Author Kelly Oldham – Kelly is Paediatric Palliative Care Nurse Practitioner and Lead for Hospice in the Home at Hummingbird House Children’s Hospice Queensland.
Hummingbird House (HH) is Queensland’s only Children’s Hospice, offering a community approach to palliative care services for children, young adults and their families. Care at the hospice can be from the point of diagnosis through to the end of the child’s life, including After Death Care (ADC) and bereavement support. This article will discuss how ADC at HH has grown and developed – particularly towards what we call ‘participatory ADC’ – since the service opened nearly five years ago, and the importance and impact of this care for the many families that are introduced to us.
HH has adopted a public health approach to death and dying and within this model of care invites families to have the control and confidence to approach the death of their child in a way that is uniquely fitting for them. Since opening HH has provided participatory ADC for 127 children and their families either in the hospice building or in the child’s own community. During this often-precious time, the family and their community are supported with an unhurried approach to spend time with their child’s body and, honouring them in a way that is appropriate, which may include cultural and spiritual practices in the hours to days following, as the family prepare to say farewell. This additional time allows families to create and share precious memories and to begin the initial process of mourning.
The impact of this care is best described in the words of a Mother who experienced, with her family, ADC at HH, ‘the difference this service makes is that it gives your heart a chance to catch up with what your mind knows has happened’ (Bonne Utz, Mother to Frankie). Frankie died at Hummingbird House when he was eight months old. Frankie’s parents Bonnie and Brendan along with siblings Lilly and Molly stayed close to Frankie’s body at HH for one week after his death. During this time the family were supported to rest, take time and create memories. Bonnie remembers this time fondly and says, ‘for as long as we wanted, we were able to continue touching, talking to and holding our beautiful boy’. The team supported the family to gently step into the space of planning a goodbye ceremony for Frankie, which was held on the rooftop garden at the hospice. It was a beautiful ceremony to honor Frankie’s life in a way the family wished and in a familiar and supportive environment in which all the family could stay together.
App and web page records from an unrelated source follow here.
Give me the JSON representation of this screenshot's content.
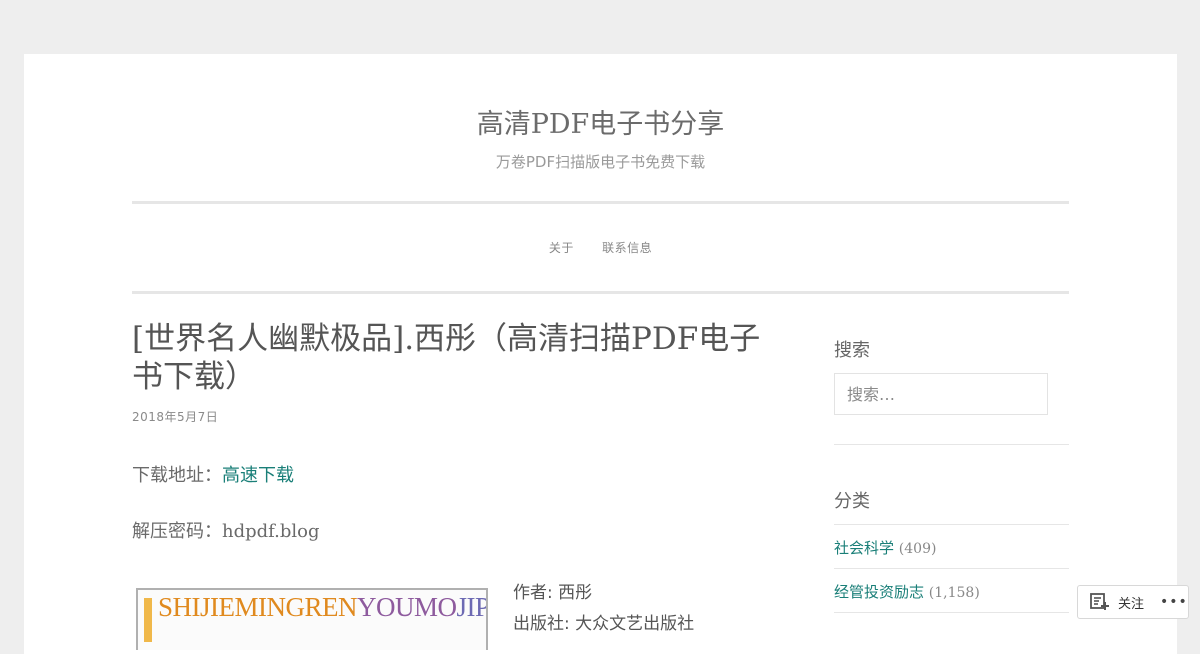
{
  "site": {
    "title": "高清PDF电子书分享",
    "description": "万卷PDF扫描版电子书免费下载"
  },
  "nav": {
    "items": [
      {
        "label": "关于"
      },
      {
        "label": "联系信息"
      }
    ]
  },
  "post": {
    "title": "[世界名人幽默极品].西彤（高清扫描PDF电子书下载）",
    "date": "2018年5月7日",
    "download_label": "下载地址：",
    "download_link": "高速下载",
    "password_label": "解压密码：",
    "password_value": "hdpdf.blog",
    "cover": {
      "part1": "SHIJIEMINGREN",
      "part2": "YOUMO",
      "part3": "JIPIN"
    },
    "meta": {
      "author": "作者: 西彤",
      "publisher": "出版社: 大众文艺出版社"
    }
  },
  "sidebar": {
    "search_title": "搜索",
    "search_placeholder": "搜索…",
    "categories_title": "分类",
    "categories": [
      {
        "name": "社会科学",
        "count": "(409)"
      },
      {
        "name": "经管投资励志",
        "count": "(1,158)"
      }
    ]
  },
  "follow": {
    "label": "关注",
    "more": "•••"
  }
}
The care during this period cannot be hurried; families need time to rest, pause and reflect on their child’s life in a way that is uniquely honoring to them. This may include cultural practices or personalized ritual and meaning making. For Jenna and Steven there was no more fitting place for their Son Archie’s funeral than under the Mango tree in the hospice backyard. Archie had spent the final hours of his life in this space with his parents and twin brother Henry, under the stars on a warm summers evening. As a family who embraced the outdoor lifestyle, they wished for Archie, who had spent his life in hospital, to experience being outdoors and under the warm Australian night sky. Archie died aged five months as the sun was rising, his funeral, a community led gathering took place six days later under the mango tree as the sun was setting.
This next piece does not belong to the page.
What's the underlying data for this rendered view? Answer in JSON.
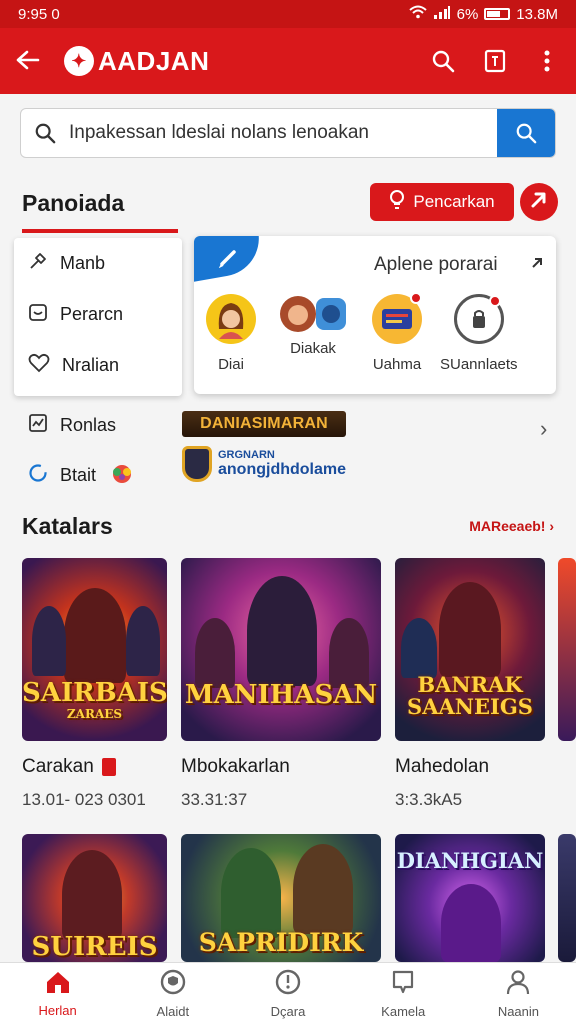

The death of a child is profound, and nothing can reduce the pain of loss and grief. The importance of space and time for families to experience what is happening without being rushed and moved along within a system is vital. What is witnessed at HH when time and space is gifted is a natural pause to find a breath and a moment to reflect. Within these moments of reflection, we see pain and grief sitting naturally alongside love and joy. When families are given supported time and space, they can create beauty and meaning that can lay down the foundation for taking the next steps into a future in which their child is no longer physically present. This type of care supports families to lean into their pain and with this we witness time and time again families finding their breath and stepping into a space of mourning and creation to honour their child’s life.
When Jax Edwards died in 2019 his family honored Jax by ensuring every aspect of his farewell was a representation of the life he lived. Their acts of ritual and meaning making included the customization of his coffin which the family spray painted themselves to ensure Jax was held within their love and just the right shade of blue.
The role for HH during the ADC period is often one of guidance – sometimes families and communities do not know what the possibilities are because as a society we have become accustomed to accepting a medical approach to death and dying. What we at HH call ‘participatory ADC’, where families are full active participants, with control and confidence, and with new information, possibilities, and decision-making capabilities, has the potential of a ripple effect within a community and can be far reaching. As families share their experiences and we hear of siblings, cousins and school friends who have been involved go back into their schools and community, teaching their peers and elders how to approach death with connection rather than isolation.
Photos courtesy of Hanneke (HH Volunteer photographer) and Elham Day (HH Family and Community Support Manager).